With these methods and properties we should have enough to be able to save the current state of the engine so we can put it back at some point, right?
Episode 72 described the command pattern that lets you implement a undo/redo feature. Maybe we have commands for manipulating the engine state and want the commands to be able to be undone.
We start out with a command to start the engine. No problem here.
Then the user decides to read an email for a while before coming back to the application that’s controlling the engine. Maybe this is an engine simulator or something. Anyway, the user decides to increase the fuel to make the engine run a little faster, then reads another email.
Coming back to the application, the user decides to undo the last command and go back to the moment when the fuel was increased. This seems like it’s also no problem, right? Just put the fuel percentage back and the command can even remember what it was before it was changed.
If that’s all there was to the simulator, then, yes, this would not need the memento pattern. I’m going to introduce another property now that’s very important for an engine simulator and that’s temperature. As an engine runs, it gradually gets hotter until other systems start working to control the temperature.
It makes sense to allow code outside of the engine to be able to change the fuel amount, but does it make sense to also allow outside code to change the temperature? Read the temperature, yes. But change it? I don’t think so.
This is a problem for our undo feature because we now have a property that is beyond it’s ability to put back.
We can restore the fuel level but the temperature will still reflect a higher amount due to the engine having been running all this time while the user was reading email.
What we need is a way to restore everything, including the temperature. And we need to be able to do this without breaking our careful design. Remember that we really don’t want other code to change the temperature for valid reasons. I’ll explain how to do this right after this message from our sponsor.
( Message from Sponsor )
The way to get around this is to enlist the help of the engine class by writing some more code that implements the memento pattern. We can make use of the fact that the engine class itself is allowed to change the temperature. And we can still honor the design decisions that prevent any other code from changing the temperature.
All we have to do is ask the engine class for its state in the form of another class that only the engine class will have full access to.
Our code can ask for the state as part of setting up the command that increased the fuel amount in the first place. Even though the application code cannot do anything with the state object, it can save it. This state object is called the memento because it remembers the state.
We just need a couple methods in the engine class to create a memento and to set a memento.
What makes up the memento?
That’s up to the engine class. The memento is just another class with private data members so that no other code can access or change it in any way. The memento class just needs to grant the engine class sole access to the data.
The application can ask for a memento and the engine class can feel safe in storing all its private data inside the memento because it knows that it will be the only class that can ever gain access to the data again.
The application then just saves the memento as a black box.
The term black box just means that whatever’s inside is off limits and unknown.

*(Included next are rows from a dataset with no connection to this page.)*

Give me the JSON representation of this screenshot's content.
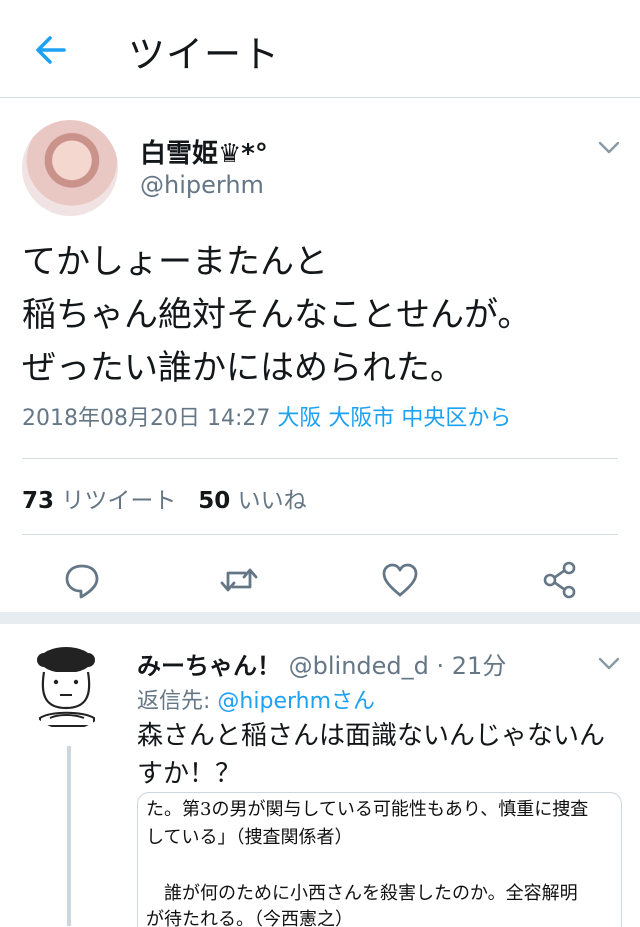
{
  "header": {
    "title": "ツイート",
    "back_icon": "arrow-left-icon",
    "accent": "#1da1f2"
  },
  "tweet": {
    "display_name": "白雪姫♛*°",
    "handle": "@hiperhm",
    "text_lines": [
      "てかしょーまたんと",
      "稲ちゃん絶対そんなことせんが。",
      "ぜったい誰かにはめられた。"
    ],
    "timestamp": "2018年08月20日 14:27",
    "location": "大阪 大阪市 中央区から",
    "retweet_count": "73",
    "retweet_label": "リツイート",
    "like_count": "50",
    "like_label": "いいね",
    "action_icons": [
      "reply-icon",
      "retweet-icon",
      "like-icon",
      "share-icon"
    ]
  },
  "reply": {
    "display_name": "みーちゃん！",
    "handle_time": "@blinded_d · 21分",
    "reply_to_label": "返信先:",
    "reply_to_handle": "@hiperhmさん",
    "text": "森さんと稲さんは面識ないんじゃないんすか！？",
    "quoted_image_lines": [
      "た。第3の男が関与している可能性もあり、慎重に捜査",
      "している」（捜査関係者）",
      "誰が何のために小西さんを殺害したのか。全容解明",
      "が待たれる。（今西憲之）"
    ]
  }
}
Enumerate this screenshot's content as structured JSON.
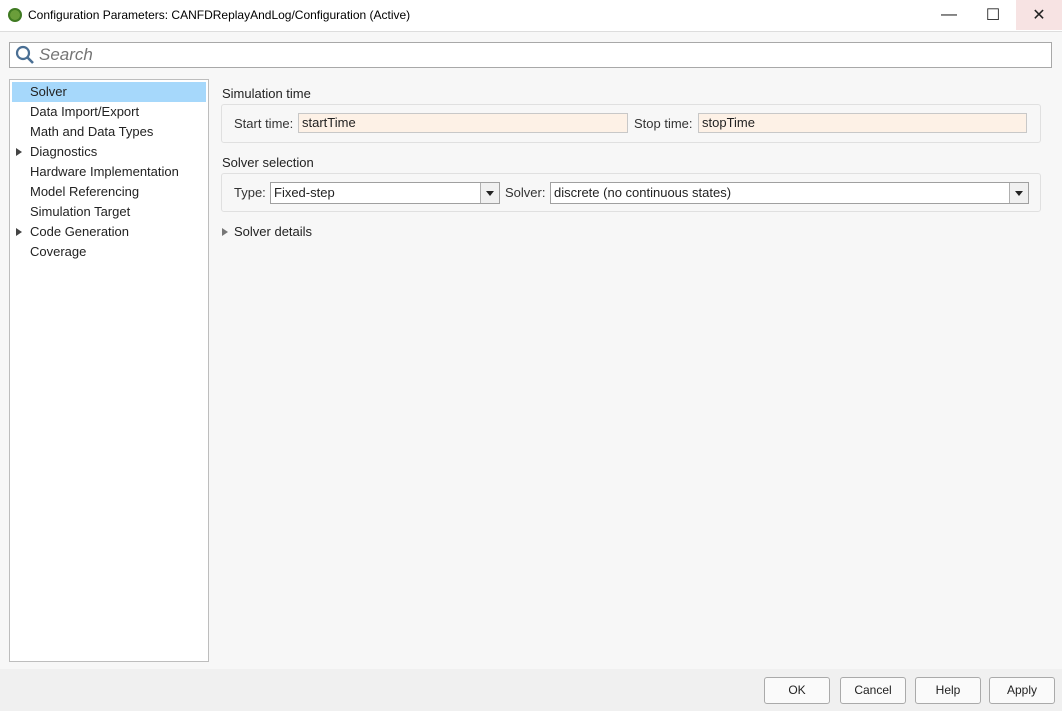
{
  "window": {
    "title": "Configuration Parameters: CANFDReplayAndLog/Configuration (Active)",
    "minimize": "—",
    "maximize": "☐",
    "close": "✕"
  },
  "search": {
    "placeholder": "Search"
  },
  "tree": [
    {
      "label": "Solver",
      "selected": true,
      "expandable": false
    },
    {
      "label": "Data Import/Export"
    },
    {
      "label": "Math and Data Types"
    },
    {
      "label": "Diagnostics",
      "expandable": true
    },
    {
      "label": "Hardware Implementation"
    },
    {
      "label": "Model Referencing"
    },
    {
      "label": "Simulation Target"
    },
    {
      "label": "Code Generation",
      "expandable": true
    },
    {
      "label": "Coverage"
    }
  ],
  "sim_time": {
    "heading": "Simulation time",
    "start_label": "Start time:",
    "start_value": "startTime",
    "stop_label": "Stop time:",
    "stop_value": "stopTime"
  },
  "solver_sel": {
    "heading": "Solver selection",
    "type_label": "Type:",
    "type_value": "Fixed-step",
    "solver_label": "Solver:",
    "solver_value": "discrete (no continuous states)"
  },
  "solver_details": "Solver details",
  "buttons": {
    "ok": "OK",
    "cancel": "Cancel",
    "help": "Help",
    "apply": "Apply"
  }
}
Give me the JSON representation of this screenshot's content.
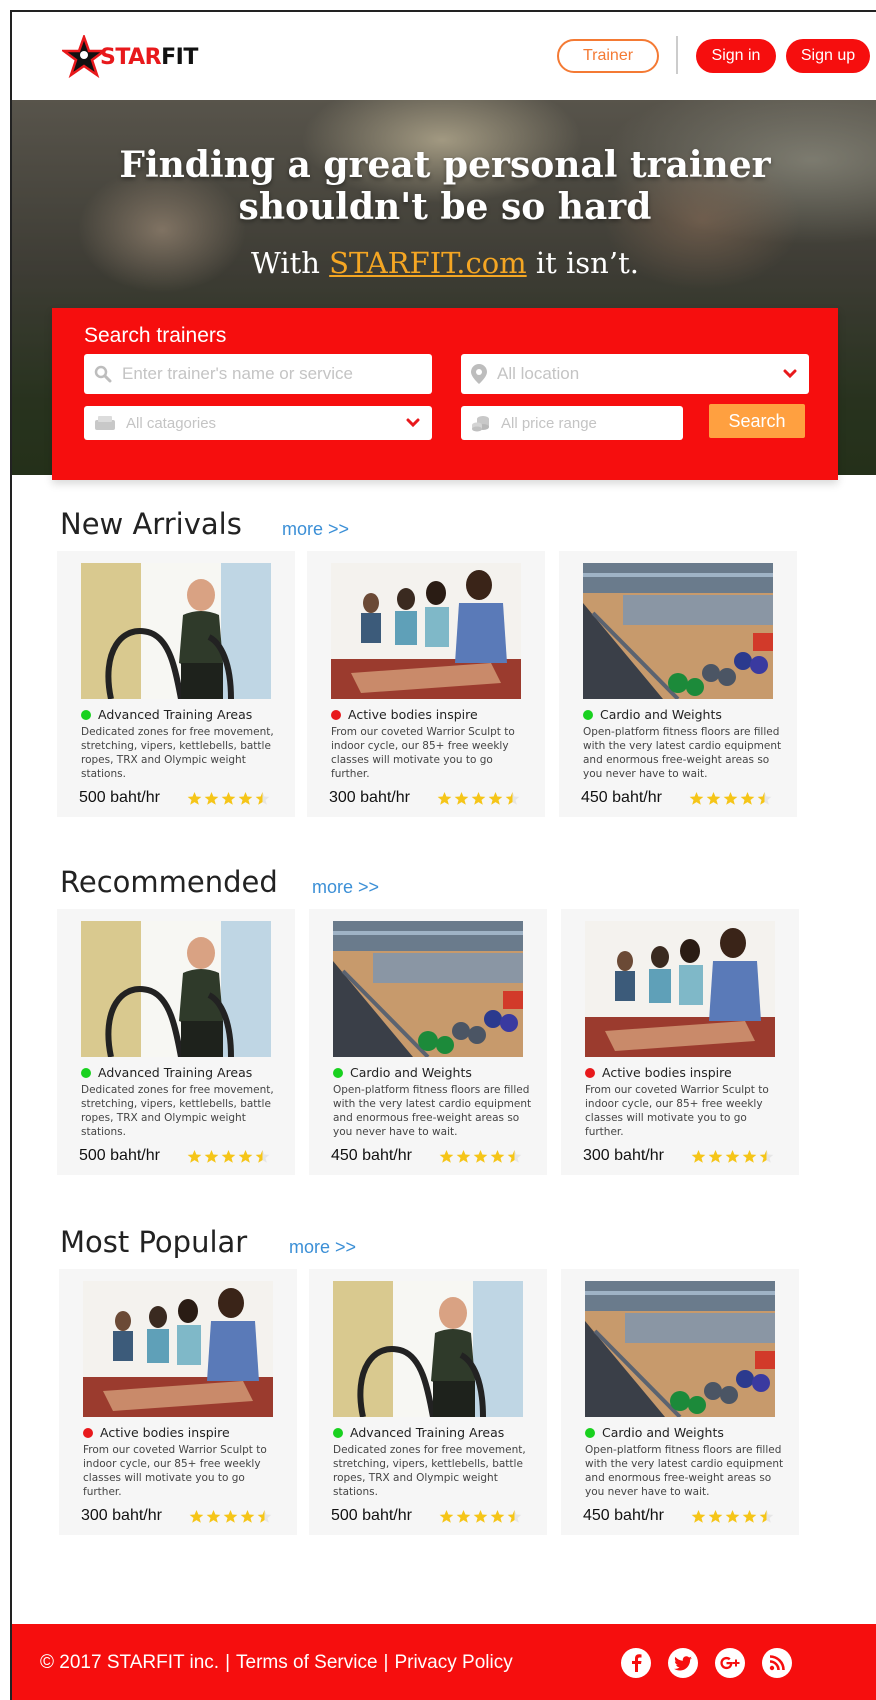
{
  "header": {
    "logo_text_prefix": "STAR",
    "logo_text_suffix": "FIT",
    "trainer_label": "Trainer",
    "signin_label": "Sign in",
    "signup_label": "Sign up"
  },
  "hero": {
    "title_line1": "Finding a great personal trainer",
    "title_line2": "shouldn't be so hard",
    "sub_prefix": "With ",
    "sub_brand": "STARFIT.com",
    "sub_suffix": " it isn’t."
  },
  "search": {
    "title": "Search trainers",
    "name_placeholder": "Enter trainer's name or service",
    "location_placeholder": "All location",
    "category_placeholder": "All catagories",
    "price_placeholder": "All price range",
    "search_label": "Search"
  },
  "colors": {
    "brand_red": "#f60e0e",
    "accent_orange": "#f47a34",
    "search_button": "#ffa040",
    "link_blue": "#3b8fd6",
    "star_yellow": "#f5c518",
    "dot_green": "#19d11f",
    "dot_red": "#e8191c"
  },
  "sections": [
    {
      "title": "New Arrivals",
      "more": "more >>",
      "cards": [
        {
          "image": "battle-ropes",
          "status": "green",
          "title": "Advanced Training Areas",
          "desc": "Dedicated zones for free movement, stretching, vipers, kettlebells, battle ropes, TRX and Olympic weight stations.",
          "price": "500 baht/hr",
          "rating": 4.5
        },
        {
          "image": "yoga-class",
          "status": "red",
          "title": "Active bodies inspire",
          "desc": "From our coveted Warrior Sculpt to indoor cycle, our 85+ free weekly classes will motivate you to go further.",
          "price": "300 baht/hr",
          "rating": 4.5
        },
        {
          "image": "gym-floor",
          "status": "green",
          "title": "Cardio and Weights",
          "desc": "Open-platform fitness floors are filled with the very latest cardio equipment and enormous free-weight areas so you never have to wait.",
          "price": "450 baht/hr",
          "rating": 4.5
        }
      ]
    },
    {
      "title": "Recommended",
      "more": "more >>",
      "cards": [
        {
          "image": "battle-ropes",
          "status": "green",
          "title": "Advanced Training Areas",
          "desc": "Dedicated zones for free movement, stretching, vipers, kettlebells, battle ropes, TRX and Olympic weight stations.",
          "price": "500 baht/hr",
          "rating": 4.5
        },
        {
          "image": "gym-floor",
          "status": "green",
          "title": "Cardio and Weights",
          "desc": "Open-platform fitness floors are filled with the very latest cardio equipment and enormous free-weight areas so you never have to wait.",
          "price": "450 baht/hr",
          "rating": 4.5
        },
        {
          "image": "yoga-class",
          "status": "red",
          "title": "Active bodies inspire",
          "desc": "From our coveted Warrior Sculpt to indoor cycle, our 85+ free weekly classes will motivate you to go further.",
          "price": "300 baht/hr",
          "rating": 4.5
        }
      ]
    },
    {
      "title": "Most Popular",
      "more": "more >>",
      "cards": [
        {
          "image": "yoga-class",
          "status": "red",
          "title": "Active bodies inspire",
          "desc": "From our coveted Warrior Sculpt to indoor cycle, our 85+ free weekly classes will motivate you to go further.",
          "price": "300 baht/hr",
          "rating": 4.5
        },
        {
          "image": "battle-ropes",
          "status": "green",
          "title": "Advanced Training Areas",
          "desc": "Dedicated zones for free movement, stretching, vipers, kettlebells, battle ropes, TRX and Olympic weight stations.",
          "price": "500 baht/hr",
          "rating": 4.5
        },
        {
          "image": "gym-floor",
          "status": "green",
          "title": "Cardio and Weights",
          "desc": "Open-platform fitness floors are filled with the very latest cardio equipment and enormous free-weight areas so you never have to wait.",
          "price": "450 baht/hr",
          "rating": 4.5
        }
      ]
    }
  ],
  "footer": {
    "copyright": "© 2017 STARFIT inc.",
    "sep": "|",
    "terms": "Terms of Service",
    "privacy": "Privacy Policy",
    "social": [
      "facebook-icon",
      "twitter-icon",
      "google-plus-icon",
      "rss-icon"
    ]
  }
}
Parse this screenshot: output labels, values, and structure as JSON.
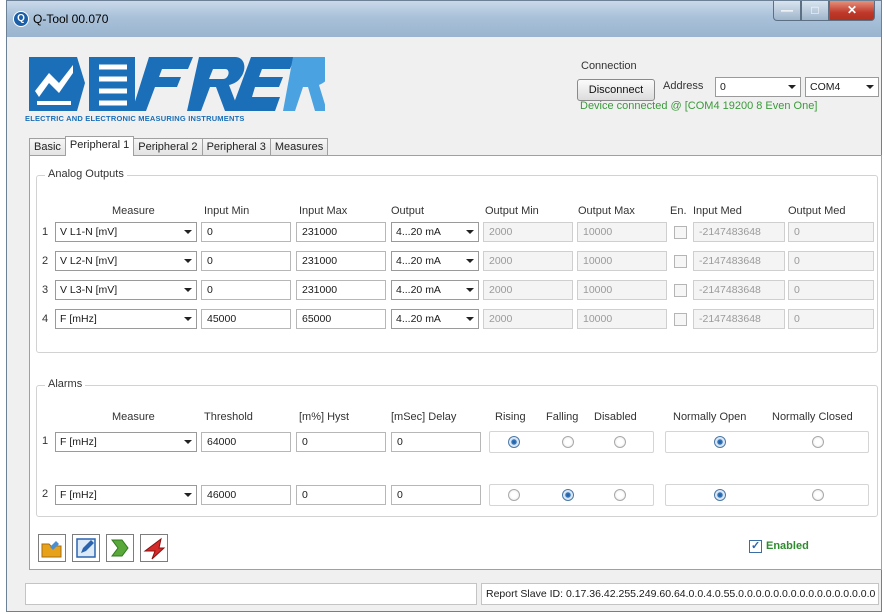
{
  "window": {
    "title": "Q-Tool 00.070",
    "app_icon": "qtool-icon"
  },
  "logo": {
    "brand": "FRER",
    "tagline": "ELECTRIC AND ELECTRONIC MEASURING INSTRUMENTS",
    "colors": {
      "primary": "#1a6fb8",
      "light": "#4aa3e0"
    }
  },
  "connection": {
    "legend": "Connection",
    "disconnect_label": "Disconnect",
    "address_label": "Address",
    "address_value": "0",
    "port_value": "COM4",
    "status": "Device connected @ [COM4 19200 8 Even One]",
    "status_color": "#3a9a3a"
  },
  "tabs": [
    {
      "label": "Basic",
      "active": false
    },
    {
      "label": "Peripheral 1",
      "active": true
    },
    {
      "label": "Peripheral 2",
      "active": false
    },
    {
      "label": "Peripheral 3",
      "active": false
    },
    {
      "label": "Measures",
      "active": false
    }
  ],
  "analog_outputs": {
    "title": "Analog Outputs",
    "headers": {
      "measure": "Measure",
      "input_min": "Input Min",
      "input_max": "Input Max",
      "output": "Output",
      "output_min": "Output Min",
      "output_max": "Output Max",
      "en": "En.",
      "input_med": "Input Med",
      "output_med": "Output Med"
    },
    "rows": [
      {
        "num": "1",
        "measure": "V L1-N [mV]",
        "input_min": "0",
        "input_max": "231000",
        "output": "4...20 mA",
        "output_min": "2000",
        "output_max": "10000",
        "en": false,
        "input_med": "-2147483648",
        "output_med": "0"
      },
      {
        "num": "2",
        "measure": "V L2-N [mV]",
        "input_min": "0",
        "input_max": "231000",
        "output": "4...20 mA",
        "output_min": "2000",
        "output_max": "10000",
        "en": false,
        "input_med": "-2147483648",
        "output_med": "0"
      },
      {
        "num": "3",
        "measure": "V L3-N [mV]",
        "input_min": "0",
        "input_max": "231000",
        "output": "4...20 mA",
        "output_min": "2000",
        "output_max": "10000",
        "en": false,
        "input_med": "-2147483648",
        "output_med": "0"
      },
      {
        "num": "4",
        "measure": "F [mHz]",
        "input_min": "45000",
        "input_max": "65000",
        "output": "4...20 mA",
        "output_min": "2000",
        "output_max": "10000",
        "en": false,
        "input_med": "-2147483648",
        "output_med": "0"
      }
    ]
  },
  "alarms": {
    "title": "Alarms",
    "headers": {
      "measure": "Measure",
      "threshold": "Threshold",
      "hyst": "[m%] Hyst",
      "delay": "[mSec] Delay",
      "rising": "Rising",
      "falling": "Falling",
      "disabled": "Disabled",
      "normally_open": "Normally Open",
      "normally_closed": "Normally Closed"
    },
    "rows": [
      {
        "num": "1",
        "measure": "F [mHz]",
        "threshold": "64000",
        "hyst": "0",
        "delay": "0",
        "mode": "rising",
        "contact": "normally_open"
      },
      {
        "num": "2",
        "measure": "F [mHz]",
        "threshold": "46000",
        "hyst": "0",
        "delay": "0",
        "mode": "falling",
        "contact": "normally_open"
      }
    ]
  },
  "toolbar": {
    "buttons": [
      {
        "name": "open-folder-icon",
        "color": "#e8a21a"
      },
      {
        "name": "edit-document-icon",
        "color": "#2a64b0"
      },
      {
        "name": "green-arrow-icon",
        "color": "#58a83a"
      },
      {
        "name": "red-arrow-icon",
        "color": "#d42a2a"
      }
    ]
  },
  "enabled": {
    "label": "Enabled",
    "checked": true,
    "color": "#2e8b2e"
  },
  "status_bar": {
    "left": "",
    "right": "Report Slave ID: 0.17.36.42.255.249.60.64.0.0.4.0.55.0.0.0.0.0.0.0.0.0.0.0.0.0.0.0.0"
  }
}
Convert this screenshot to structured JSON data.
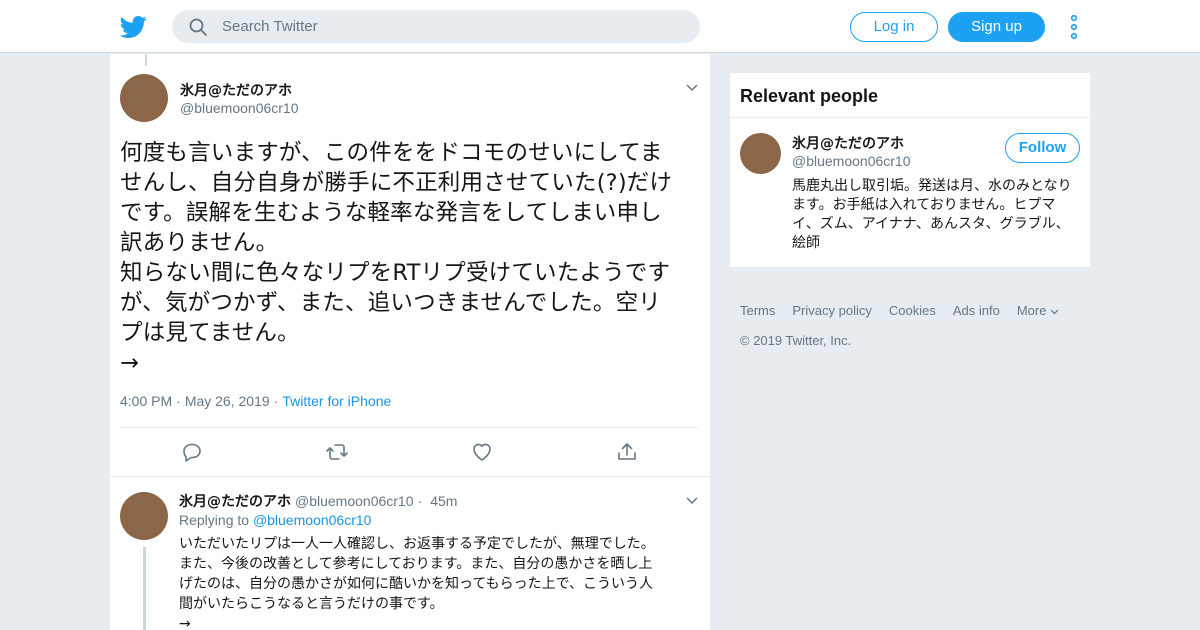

What will the application do with the memento after it’s been saved? Maybe nothing. It’s very possible that the memento will never be used. If it is used, as when the user decides to undo the last command, then the application can give it back to the engine by calling the setMemento method. Whenever a memento is set back to the original object that created it, then that object can put all of its internal state back the way it was.
We did all this without ever needing to break our design and allow code to be able to change the engine temperature directly.
You can use the memento pattern either on its own or together with the command pattern.